Railway imperialism has been a recurrent topic in the field of railway history. Defined as the use of railways (and the business and industrial production linked with its construction and manoeuvring) to control foreign lands and its resources, particularly, but not solely, in the colonial setting, it is usually associated with the imperial dominance European core nations exerted over its overseas colonies. Frequently related with the civilising mission of Western countries in Africa and Asia and touted as an essential instrument of economic expansion and progress, it benefitted most of the times the imperial state, with little to no benefits to local populations and economies. Recently developments underscored the imperialistic practices of core nations over independent countries of the European and South American periphery regarding railway enterprise (economic satellite imperialism). In this paper, I analyse how Portugal, a country of the European periphery, used railways to exert imperial dominance over its overseas territories but, lacking the financial and industrial means to do so, it too became a victim of British railway imperialism. The paper encompasses Portuguese railway enterprise in its former colonial empire but focuses on the case of the Mormugão railway in Goa (India). In part, this paper is a literature review of Portuguese colonial history under the concept of railway imperialism, but I also add unpublished sources, namely operational statistics, to highlight the financial and economic outcomes of the investment, and how they fell short of the expectations touted by its Portuguese and British promoters.
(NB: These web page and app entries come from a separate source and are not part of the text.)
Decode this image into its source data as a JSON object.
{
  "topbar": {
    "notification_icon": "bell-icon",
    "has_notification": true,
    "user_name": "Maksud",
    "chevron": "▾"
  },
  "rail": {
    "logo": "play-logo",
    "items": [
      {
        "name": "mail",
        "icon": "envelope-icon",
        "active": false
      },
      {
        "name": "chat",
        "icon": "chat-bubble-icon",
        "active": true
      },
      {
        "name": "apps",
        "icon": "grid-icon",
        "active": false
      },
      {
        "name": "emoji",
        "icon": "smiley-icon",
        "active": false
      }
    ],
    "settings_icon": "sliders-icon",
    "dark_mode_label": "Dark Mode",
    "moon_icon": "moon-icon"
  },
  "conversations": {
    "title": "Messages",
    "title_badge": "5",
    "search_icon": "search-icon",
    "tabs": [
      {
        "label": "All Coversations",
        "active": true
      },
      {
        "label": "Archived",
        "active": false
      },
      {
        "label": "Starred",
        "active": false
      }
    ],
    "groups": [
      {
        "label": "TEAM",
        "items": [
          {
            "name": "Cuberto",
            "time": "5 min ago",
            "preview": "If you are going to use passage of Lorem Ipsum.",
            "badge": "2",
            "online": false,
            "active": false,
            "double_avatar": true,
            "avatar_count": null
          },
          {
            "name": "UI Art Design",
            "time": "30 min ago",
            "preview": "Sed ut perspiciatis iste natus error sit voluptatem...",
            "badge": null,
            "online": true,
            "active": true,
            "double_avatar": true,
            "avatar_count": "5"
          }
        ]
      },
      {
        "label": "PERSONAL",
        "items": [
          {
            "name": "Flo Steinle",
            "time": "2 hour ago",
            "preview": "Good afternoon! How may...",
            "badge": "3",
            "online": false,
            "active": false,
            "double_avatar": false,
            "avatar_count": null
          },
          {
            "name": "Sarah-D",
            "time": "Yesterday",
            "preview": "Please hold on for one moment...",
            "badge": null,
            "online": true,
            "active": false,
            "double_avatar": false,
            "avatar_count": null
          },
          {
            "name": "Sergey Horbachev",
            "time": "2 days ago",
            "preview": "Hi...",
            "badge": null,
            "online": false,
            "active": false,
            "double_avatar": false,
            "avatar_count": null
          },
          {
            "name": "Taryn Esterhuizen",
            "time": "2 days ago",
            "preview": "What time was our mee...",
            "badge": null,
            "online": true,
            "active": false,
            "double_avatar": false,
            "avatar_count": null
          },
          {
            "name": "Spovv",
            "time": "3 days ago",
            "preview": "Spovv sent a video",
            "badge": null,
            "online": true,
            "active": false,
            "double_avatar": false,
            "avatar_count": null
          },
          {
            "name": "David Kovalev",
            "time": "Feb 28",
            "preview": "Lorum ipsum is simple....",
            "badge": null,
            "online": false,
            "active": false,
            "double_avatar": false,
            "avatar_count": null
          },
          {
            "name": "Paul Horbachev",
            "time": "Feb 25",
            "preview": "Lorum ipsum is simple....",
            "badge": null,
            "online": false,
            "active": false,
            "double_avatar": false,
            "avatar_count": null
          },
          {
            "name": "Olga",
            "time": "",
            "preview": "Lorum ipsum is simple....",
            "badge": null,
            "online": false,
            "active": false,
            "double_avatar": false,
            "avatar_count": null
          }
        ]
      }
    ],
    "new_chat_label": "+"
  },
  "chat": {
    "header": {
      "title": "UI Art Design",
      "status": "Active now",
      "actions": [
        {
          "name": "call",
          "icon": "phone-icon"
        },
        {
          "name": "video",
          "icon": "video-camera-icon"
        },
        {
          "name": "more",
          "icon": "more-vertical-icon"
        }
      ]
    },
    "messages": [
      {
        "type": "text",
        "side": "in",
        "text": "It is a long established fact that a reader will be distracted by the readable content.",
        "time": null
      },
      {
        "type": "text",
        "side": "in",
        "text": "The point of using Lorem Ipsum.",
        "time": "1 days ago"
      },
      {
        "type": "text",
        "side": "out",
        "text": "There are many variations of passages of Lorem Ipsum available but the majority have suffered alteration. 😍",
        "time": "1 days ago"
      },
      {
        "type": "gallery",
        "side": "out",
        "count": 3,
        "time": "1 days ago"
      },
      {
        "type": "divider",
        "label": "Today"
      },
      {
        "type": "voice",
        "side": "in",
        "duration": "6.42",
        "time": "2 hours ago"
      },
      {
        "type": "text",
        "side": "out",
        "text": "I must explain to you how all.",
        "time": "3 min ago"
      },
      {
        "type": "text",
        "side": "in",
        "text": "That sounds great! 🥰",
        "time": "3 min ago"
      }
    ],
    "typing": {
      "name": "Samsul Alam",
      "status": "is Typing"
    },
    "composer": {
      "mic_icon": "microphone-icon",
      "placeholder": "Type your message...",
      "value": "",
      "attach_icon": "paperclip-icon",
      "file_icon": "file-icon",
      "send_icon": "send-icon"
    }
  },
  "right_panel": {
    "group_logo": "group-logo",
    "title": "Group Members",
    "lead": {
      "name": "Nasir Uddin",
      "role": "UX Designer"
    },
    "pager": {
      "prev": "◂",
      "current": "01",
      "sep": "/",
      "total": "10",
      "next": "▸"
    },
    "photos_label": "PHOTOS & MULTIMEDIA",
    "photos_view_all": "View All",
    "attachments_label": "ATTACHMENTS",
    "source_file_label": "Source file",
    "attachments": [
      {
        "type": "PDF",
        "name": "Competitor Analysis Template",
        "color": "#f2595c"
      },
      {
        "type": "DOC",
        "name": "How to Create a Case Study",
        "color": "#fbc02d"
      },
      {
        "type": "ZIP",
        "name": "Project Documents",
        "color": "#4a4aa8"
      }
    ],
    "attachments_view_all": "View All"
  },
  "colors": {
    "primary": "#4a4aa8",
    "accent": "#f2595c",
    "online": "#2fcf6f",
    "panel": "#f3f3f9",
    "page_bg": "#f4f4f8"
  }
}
I aim to add to the renewed interest and academic debate about railway imperialism and its role on the colonial projects of peripheral European nations that sought to play in the big league of imperial dominance.
|Title of host publication||Railway Transportation in South Asia|
|Editors||Saptarshi Mitra, Sumana Bandyopadhyay, Stabak Roy, Tomaz Ponce Dentinho|
|Place of Publication||Cham|
|Publication status||E-pub ahead of print - 21 Aug 2021|
|Name||Contemporary South Asian Studies|
- History of technology